My personal thought: Yes, because we ALL own one! Hey, here's my story- I don't own one. I just used a pretty platter/plate and spun the plate on the kitchen counter. No need to feel you have to be all fancy about it. I managed just find without the rotating cake stand, you will too.

One layer down, two to go.
Using a palette knife or offset spatula spread some of the cream cheese frosting over the top of the cake. Spread enough to make a 1/4 to 1/2 inch layer. Carefully set the next layer on top, rounded-side down, and repeat. Top with remaining layer and cover the entire cake with the remaining frosting. Garnish with chopped pecans if desired.

Last note: Since I didn't do a traditional Southern Red Velvet Cake, I didn't think my garnish should be traditional pecans. Again, I got creative and used what I had, which were some Valentine's-type little thingies.
My significant other asked (while he watched me sprinkle them on) "is it a Valentine's Day cake now?" I thought, well, it could be. I could call it the "My Black Heart" cake. Perfect for the non-romantic types! Romantic on the surface, black as night on the inside. I kinda' like it. It may become a Valentine's Day tradition!

So whether you want to call it a "Black Hearted" Cake, a Black Velvet Cake, or something you make up yourself, this whole experience today proves that even if you're out of a very important ingredient -for example red food coloring for a Red Velvet Cake, you can use a little ingenuity and imagination and come up with something equally fabulous! Have fun and enjoy the utterly devilish yumminess.


  1. OK, I have to admit I like your twist on it. Great idea! Might have to do this for hubby's b'day!

    Holly @ 504 Mai and hipweddings
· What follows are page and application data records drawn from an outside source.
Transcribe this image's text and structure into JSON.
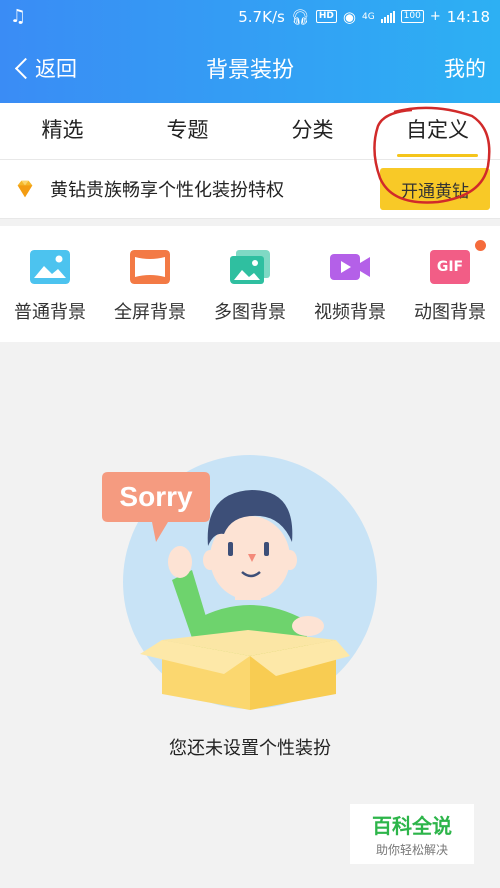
{
  "status_bar": {
    "speed": "5.7K/s",
    "hd": "HD",
    "network": "4G",
    "battery": "100",
    "time": "14:18"
  },
  "nav": {
    "back_label": "返回",
    "title": "背景装扮",
    "right_label": "我的"
  },
  "tabs": [
    {
      "label": "精选"
    },
    {
      "label": "专题"
    },
    {
      "label": "分类"
    },
    {
      "label": "自定义",
      "active": true
    }
  ],
  "promo": {
    "text": "黄钻贵族畅享个性化装扮特权",
    "button": "开通黄钻"
  },
  "bg_types": [
    {
      "label": "普通背景",
      "icon": "image-icon",
      "color": "#4cc3ef"
    },
    {
      "label": "全屏背景",
      "icon": "fullscreen-icon",
      "color": "#f37a45"
    },
    {
      "label": "多图背景",
      "icon": "multi-image-icon",
      "color": "#2fbfa0"
    },
    {
      "label": "视频背景",
      "icon": "video-icon",
      "color": "#b460e8"
    },
    {
      "label": "动图背景",
      "icon": "gif-icon",
      "color": "#f25d86",
      "badge_text": "GIF",
      "has_dot": true
    }
  ],
  "empty_state": {
    "bubble": "Sorry",
    "message": "您还未设置个性装扮"
  },
  "watermark": {
    "title": "百科全说",
    "subtitle": "助你轻松解决"
  },
  "colors": {
    "accent": "#f5c51b",
    "header_gradient_start": "#3a8cf5",
    "header_gradient_end": "#2db0f3",
    "annotation": "#d12a2a"
  }
}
  2. For my guy's birthday, I'm going to attempt to do a 3 layer version of this with one layer black, one yellow, one red...and the German Eagle on top so it looks like their flag! LOL! He was born there, so it's only fitting. : )